chapter  5
22 Pages

Implicit coercion logic

ByLuigi Gariglio

This chapter explores the well-known differences between particular custodial institutions. It describes the idea of the punitive institution that was frequently – and often spontaneously – told to by officers. The chapter shows that the worst possible situation for staff is to find that inmates who reside together are, in fact, 'incompatibile' with one another. Implicit coercion, at the very least, refers to the capacity of officers to enforce any lawful rule by threatening or using force as a last resort. Coercion is often experienced, performed, resisted and displayed between the keepers and the kept.

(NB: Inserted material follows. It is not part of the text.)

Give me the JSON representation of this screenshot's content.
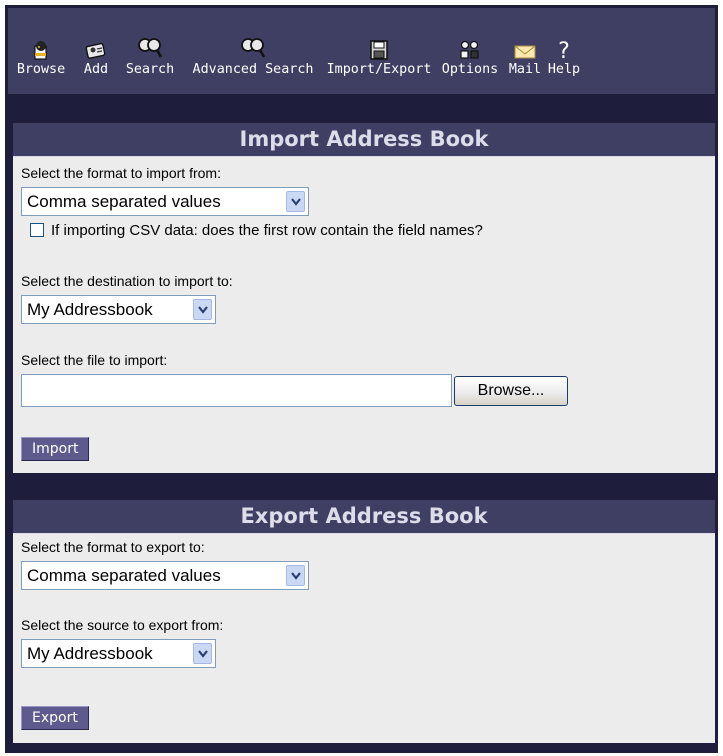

Within the implicit coercion logic enforced by the custodial facility and its organisation, prisoners either learn to be docile and cooperative with staff and strictly follow the rules or they will be coerced by officers, using physical force, to do what they must do, or to refrain from doing what they are forbidden from doing.